What gets me is the extent to which everyone on such occasions nods in agreement on propositions that have become accepted wisdom, but which don’t make sense. One of my favorites is the proposition that because the retail stock buyer has been coming back in recently, that’s a sign of danger. Its corollary is that they still aren’t coming back in great numbers, so that’s reason for optimism. I don’t think that anyone today stated what seems obvious to me. New investors coming in with new money are likely to drive prices up, not down. No, everyone wants to be a contrarian—everyone. Get it?

A couple of days ago, a good friend of mine, and a very savvy investor, sent me a copy of a WSJ article that somehow had both sides of the above propositions in the same article, but it seemed to be weighted toward not too many small investors are coming back so that’s a reason for confidence in 2014. He said that made him feel better about 2014. He said it’s when everyone is euphoric that we need to duck. I knew I shouldn’t have done it, but I did it anyway. Instead of simply agreeing, like the other recipient did and staying out of trouble, I replied that I was familiar with that point of view, but I’ve never understood its logic. He said that he’d have to explain it sometime. There went my credibility with him.

When it comes to stock and other types of prognostications on financial TV, there is really no grounding of any of it in economic theory. I recall very well the first day of a class in Business Cycles in university. The professor (full, as I recall) started out by saying there is no such thing as business cycles. He said the economy goes up, and the economy goes down, but it has no built in mechanisms that make it automatic and predictable. There are ups and downs—fluctuations—but no cycle. Another professor did note, however, that “the bigger the boom, the bigger the bust.” But he didn’t say when.

While there is little in economic theory that helps predict the stock market—say it’s not a stock market, but a market for stocks and you’ll garner some approving nods—what people rely on are history and reversion to the mean. It’s taken for granted that history repeats itself—say “at least it rhymes” and you’ll likely get some credit for not being too naïve—so we hear things like the following:

“During the post-war period, whenever a strong year has been followed by an even stronger one and then by a weak one and then an even weaker one, unless it’s leap year, we’re likely to get the same pattern this time around.”

Reversion to the mean is more tempting than history, which for me is just one damn thing after another. Assumed reversion to the mean is presumably behind the sage advice to rebalance at the beginning of the year. How? Well, by selling your winners and buying more of your losers. Say what? Sell those that have been performing well and replace them with poor performers. I’d like to try convincing my mother of that? She might ask me if that applies to friends as well as stocks.

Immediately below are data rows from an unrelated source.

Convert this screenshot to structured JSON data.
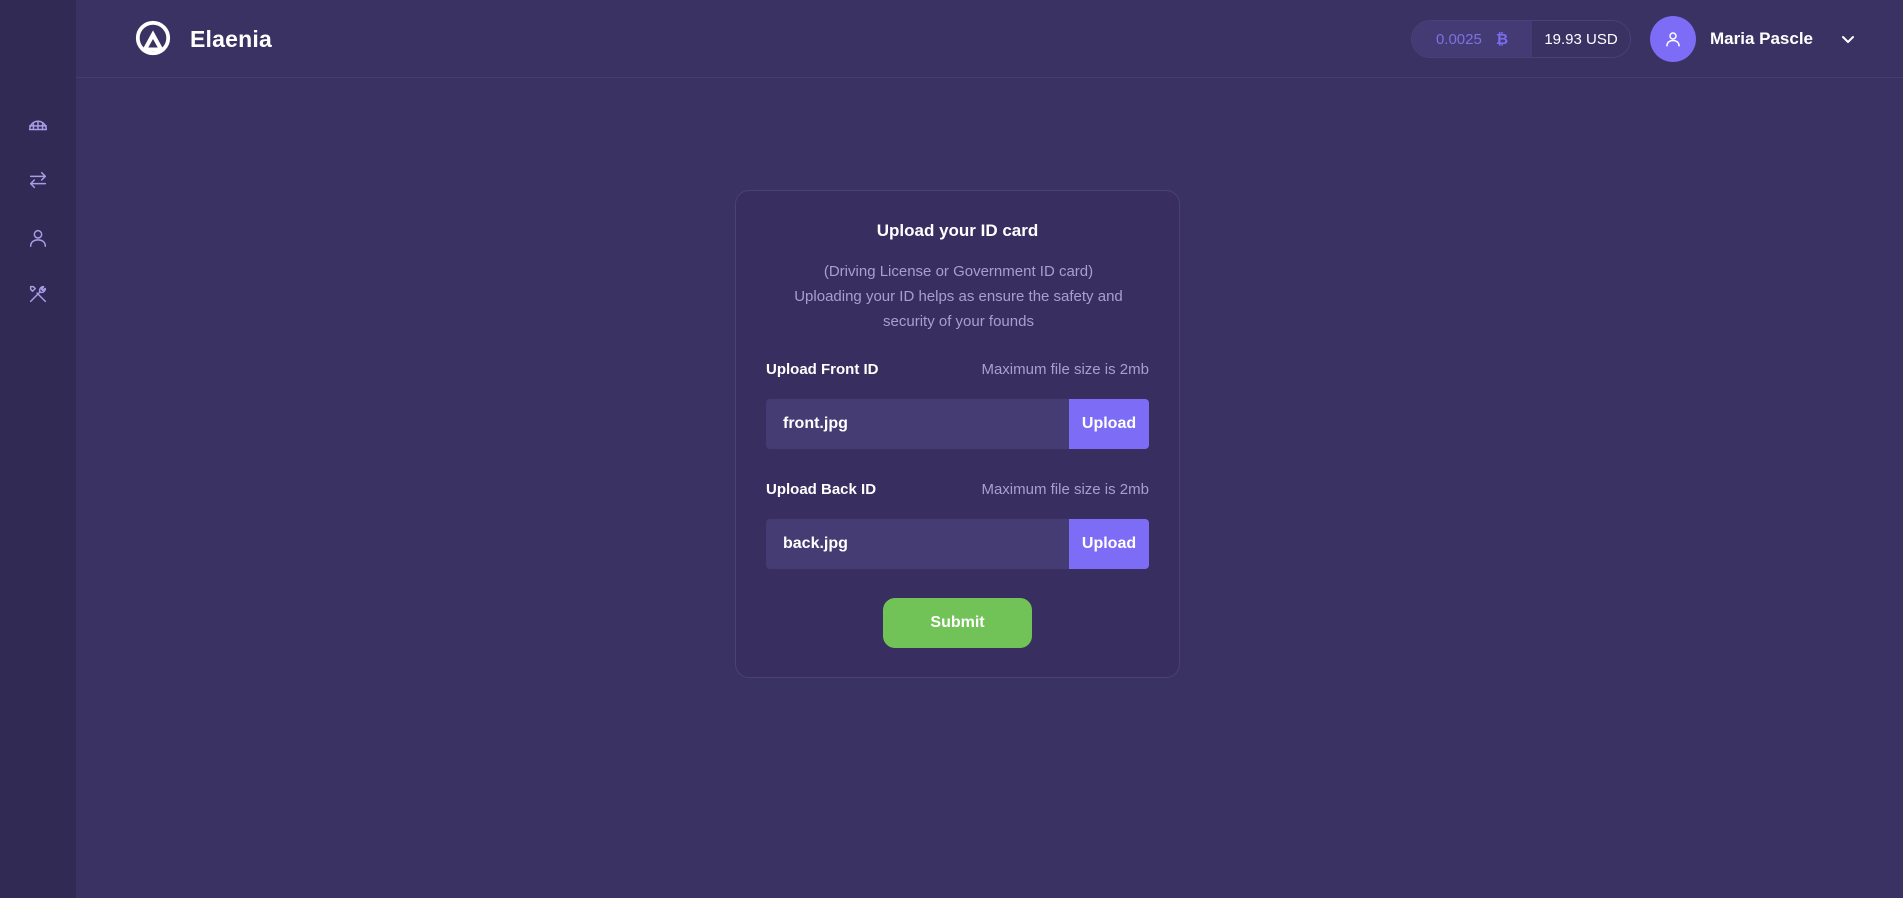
{
  "app": {
    "brand": "Elaenia"
  },
  "sidebar": {
    "items": [
      {
        "icon": "dashboard-icon"
      },
      {
        "icon": "exchange-icon"
      },
      {
        "icon": "user-icon"
      },
      {
        "icon": "tools-icon"
      }
    ]
  },
  "header": {
    "balance_crypto": "0.0025",
    "crypto_icon": "bitcoin-icon",
    "crypto_symbol": "₿",
    "balance_usd": "19.93 USD",
    "user_name": "Maria Pascle"
  },
  "card": {
    "title": "Upload your ID card",
    "description_line1": "(Driving License or Government ID card)",
    "description_line2": "Uploading your ID helps as ensure the safety and security of your founds",
    "front": {
      "label": "Upload Front ID",
      "hint": "Maximum file size is 2mb",
      "value": "front.jpg",
      "button": "Upload"
    },
    "back": {
      "label": "Upload Back ID",
      "hint": "Maximum file size is 2mb",
      "value": "back.jpg",
      "button": "Upload"
    },
    "submit": "Submit"
  },
  "colors": {
    "background": "#3a3262",
    "sidebar": "#312a55",
    "accent": "#7c6cf6",
    "submit": "#72c357"
  }
}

To have reversion to the mean, as I recall, you have to have a boatload of observations. Your sample must approach your universe. That’s a long time to wait. Of course, using the word “mean” on TV rather than “average” marks you as an educated man. I’m waiting for the first brave soul to introduce the “mode”—reversion to the mode. “Yips, it happened again.”

I’m not going there. No reversions to the mode. Not now, and not in 2014.

I wish all of you (or both of you) a very happy new year.